With this self-imposed moratorium, Nixon ceded the national stage intentionally to the then-front-runner for the nomination, Michigan Gov. George Romney. A moderate Republican, Romney enjoyed the backing of New York Gov. Nelson Rockefeller and was a proven vote-getter with minority and blue-collar Democrats. Running as a Republican in one of the nation's most heavily Democratic states, Romney won three terms as governor and rolled up increasing majorities each time. Romney showed such broad support that President Kennedy confided to a friend shortly before his assassination that the only Republican he didn't want to face in his anticipated 1964 re-election race was Romney.
By giving Romney the stage, Nixon wagered that Romney would prove himself unready for the Oval Office. The gamble paid off. When Romney's campaign imploded after a string of candidate gaffes, Nixon claimed victory in New Hampshire, beginning his long climb out of the slump.

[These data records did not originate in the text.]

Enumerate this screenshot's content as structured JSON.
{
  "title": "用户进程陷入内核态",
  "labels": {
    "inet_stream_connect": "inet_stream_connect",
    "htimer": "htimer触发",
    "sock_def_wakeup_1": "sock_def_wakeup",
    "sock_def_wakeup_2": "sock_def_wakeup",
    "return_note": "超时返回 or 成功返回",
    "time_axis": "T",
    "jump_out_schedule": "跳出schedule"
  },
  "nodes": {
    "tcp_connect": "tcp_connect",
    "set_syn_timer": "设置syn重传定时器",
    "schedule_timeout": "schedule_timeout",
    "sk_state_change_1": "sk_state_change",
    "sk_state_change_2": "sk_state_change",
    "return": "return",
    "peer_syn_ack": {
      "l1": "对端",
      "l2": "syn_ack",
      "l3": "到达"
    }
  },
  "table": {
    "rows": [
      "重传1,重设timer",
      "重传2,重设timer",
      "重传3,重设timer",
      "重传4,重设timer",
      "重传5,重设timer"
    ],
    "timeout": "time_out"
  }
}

During the next six months, from his candidacy announcement to the Republican National Convention in August, Nixon ran the gauntlet of the other major contenders for the nomination. After dispatching Romney, he took on Rockefeller, the formidable two-term Republican governor of New York. Later still, on the eve of the convention, a new conservative rock star, California Gov. Ronald Reagan, threw his hat into the ring. During the convention, with neither Rockefeller nor Reagan securing enough votes to win outright, the former vice president faced a fourth challenge: a combined Rockefeller-Reagan "Stop Nixon" effort that sought to peel off enough moderate and conservative Nixon delegates to block his first-ballot victory. If that happened it would revive the "loser" mantra and precipitate a rush of Nixon delegates to either camp, leaving Rockefeller and Reagan as the last two men standing to battle for the nomination and, ultimately, for control of the Republican Party.
All these hurdles loomed as Nixon stepped before the microphones at the Holiday Inn that day. Beyond New Hampshire lay more primaries, the convention and a general election faceoff against the Democratic presidential nominee and a populist third-party candidate. Ahead of victory awaited the Vietnam War, a faltering economy, campus riots and urban unrest, Supreme Court vacancies, major diplomatic coups, a stunning re-election victory in 1972 and an even more stunning collapse of his presidency from the Watergate scandal. Further still, beyond the ashes of defeat and humiliation, lay regeneration, reformation and, in the end, the earned mantle of elder statesman.
The fuse igniting that incredible journey was lit in a motel room 50 years ago today. On its anniversary, we remember Richard Nixon, a man wholly gifted, wholly flawed, wholly undaunted – wholly American.